Reliable at first glance, these messages often contain false information about the virus and how to protect yourself, for example drinking hot drinks or sunbathing as the virus is not resistant to heat. In Germany, a false rumour spread about Aldi supermarkets closing. In Madrid, some residents have received voice messages announcing an increase in cases among children in a single hospital. In Africa, people are saying that the virus can be transmitted by mosquitoes. This information is false yet spreading like wildfire. Worse still, some articles appear to source reliable scientific content (graphics, scientific terms) when this is not the case.
Media and social media
Since the start of the crisis, a large number of media outlets and their fact-checking departments have been trying to quash these rumours. Article after article they are trying to set the record straight and quash false information in a real battle for public attention.

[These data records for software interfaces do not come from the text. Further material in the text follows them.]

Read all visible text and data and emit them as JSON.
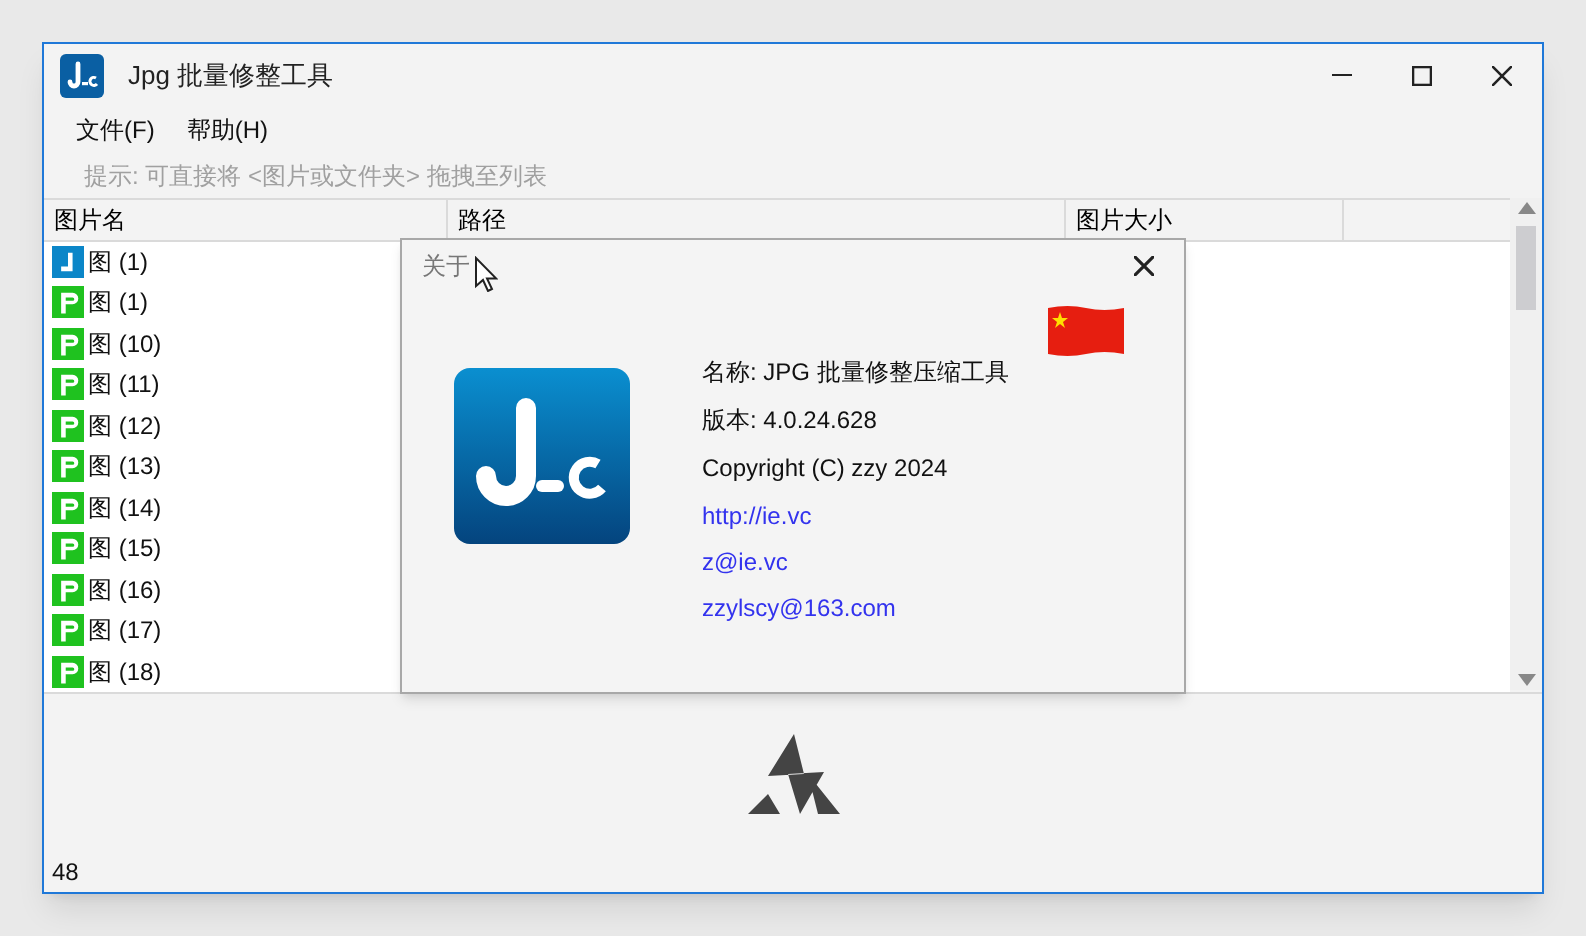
{
  "window": {
    "title": "Jpg 批量修整工具"
  },
  "menu": [
    "文件(F)",
    "帮助(H)"
  ],
  "hint": "提示: 可直接将 <图片或文件夹> 拖拽至列表",
  "table": {
    "columns": [
      "图片名",
      "路径",
      "图片大小"
    ],
    "rows": [
      {
        "kind": "jpg",
        "name": "图 (1)"
      },
      {
        "kind": "png",
        "name": "图 (1)"
      },
      {
        "kind": "png",
        "name": "图 (10)"
      },
      {
        "kind": "png",
        "name": "图 (11)"
      },
      {
        "kind": "png",
        "name": "图 (12)"
      },
      {
        "kind": "png",
        "name": "图 (13)"
      },
      {
        "kind": "png",
        "name": "图 (14)"
      },
      {
        "kind": "png",
        "name": "图 (15)"
      },
      {
        "kind": "png",
        "name": "图 (16)"
      },
      {
        "kind": "png",
        "name": "图 (17)"
      },
      {
        "kind": "png",
        "name": "图 (18)"
      }
    ]
  },
  "about_dialog": {
    "title": "关于",
    "lines": [
      "名称: JPG 批量修整压缩工具",
      "版本: 4.0.24.628",
      "Copyright (C) zzy 2024"
    ],
    "links": [
      "http://ie.vc",
      "z@ie.vc",
      "zzylscy@163.com"
    ]
  },
  "status_bar": "48"
}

The major digital platforms published a joint statement on Monday 16 March.
Our tips for combatting fake news
- If you are reading an online article, you can apply the following tips published by the French government or by the non-profit Check Africa: which verifies that the publication is reliable and the article and comments cite credible sources (with links).
- If you are reading social media posts, watch this video by the BBC or this article by France Inter, which advises you to beware of comments such as “a Wuhan researcher told me that…”
- If you’re in any doubt, you can read this WHO article: it provides the latest scientific responses to fake news about the virus.